Naoto Matsumura spent most of his life in his native town of Tomioka in Fukushima Prefecture. He worked in construction business for many years and was involved in the constructions of Fukushima First and Second Nuclear Power Plants. At the time of the nuclear disaster, he decided to remain in his home. He went around the town and found abandoned cats, dogs, and cows, and started feeding them. In 2017, the town of Tomioka announced that it was safe to return, but only elderly people have done so.
Barbara R. Ambros is a professor in East Asian Religions in the Department of Religious Studies at the University of North Carolina at Chapel Hill. Her research on Japanese Religions has focused on human-animal relationships, gender studies, and place and space. She has been serving as the co-chair of the Animals and Religion Unit of the American Academy of Religion since 2014. Her publications include Bones of Contention: Animals and Religion in Contemporary Japan (University of Hawai‘i Press, 2012), and Buddhist Beasts: Reflections on Animals in Asian Religions and Culture (2019; a special issue of Religion co-edited with Reiko Ohnuma). She is currently working on book project on Buddhist animal-release rituals in early modern Japan.

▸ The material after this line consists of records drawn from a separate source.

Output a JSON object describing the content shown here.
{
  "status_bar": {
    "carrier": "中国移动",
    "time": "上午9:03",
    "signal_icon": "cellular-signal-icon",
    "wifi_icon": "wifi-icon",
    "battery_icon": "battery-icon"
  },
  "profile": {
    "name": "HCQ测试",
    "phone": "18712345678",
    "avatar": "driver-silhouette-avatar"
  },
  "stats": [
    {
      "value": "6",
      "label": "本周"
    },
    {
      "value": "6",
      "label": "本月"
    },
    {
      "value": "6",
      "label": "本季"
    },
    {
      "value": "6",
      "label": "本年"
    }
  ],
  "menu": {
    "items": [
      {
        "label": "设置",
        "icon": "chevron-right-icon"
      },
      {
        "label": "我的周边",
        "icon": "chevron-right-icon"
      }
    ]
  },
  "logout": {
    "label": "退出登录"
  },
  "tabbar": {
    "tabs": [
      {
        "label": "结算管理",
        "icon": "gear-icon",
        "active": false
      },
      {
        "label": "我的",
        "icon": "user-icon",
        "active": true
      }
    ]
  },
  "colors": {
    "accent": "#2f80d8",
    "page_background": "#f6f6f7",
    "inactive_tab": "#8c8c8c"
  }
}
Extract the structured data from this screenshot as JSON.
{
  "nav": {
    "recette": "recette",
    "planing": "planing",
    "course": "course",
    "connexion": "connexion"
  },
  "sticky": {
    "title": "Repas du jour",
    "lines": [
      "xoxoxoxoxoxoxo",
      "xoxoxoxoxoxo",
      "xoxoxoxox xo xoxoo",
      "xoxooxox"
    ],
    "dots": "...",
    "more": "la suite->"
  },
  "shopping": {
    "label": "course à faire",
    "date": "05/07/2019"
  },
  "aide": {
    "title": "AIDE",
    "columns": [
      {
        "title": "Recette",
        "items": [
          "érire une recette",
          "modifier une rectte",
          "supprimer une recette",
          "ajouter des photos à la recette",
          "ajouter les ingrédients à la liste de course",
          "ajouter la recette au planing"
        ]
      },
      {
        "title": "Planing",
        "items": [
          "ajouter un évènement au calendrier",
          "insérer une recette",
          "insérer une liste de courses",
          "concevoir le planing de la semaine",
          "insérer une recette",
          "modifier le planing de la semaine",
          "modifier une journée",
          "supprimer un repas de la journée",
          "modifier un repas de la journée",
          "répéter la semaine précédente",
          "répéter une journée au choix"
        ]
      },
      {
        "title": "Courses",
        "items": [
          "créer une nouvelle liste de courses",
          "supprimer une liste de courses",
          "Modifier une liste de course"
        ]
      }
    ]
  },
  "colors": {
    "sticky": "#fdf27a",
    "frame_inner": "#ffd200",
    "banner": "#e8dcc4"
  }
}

Joanna Sierks Smith is the Associate Director for State Outreach at Carolina Public Humanities, where she helps to facilitate publicly-engaged scholarship around the state. She is also a Ph.D. Candidate in the Department of Religious Studies at the University of North Carolina at Chapel Hill. In her research, she traces shifting sensibilities around nature, violence, and animality in American religious history. She is currently finishing a dissertation that examines the sacrificial dimensions of contemporary hog slaughter in North Carolina.
The Carolina Asia Center supports diverse Asia-related events. However, CAC co-sponsorship of any talk, seminar, documentary screening, film screening, performance or celebration does not constitute endorsement of or agreement with the views presented therein. As an academic institution, we value diverse perspectives that promote dialogue and understanding.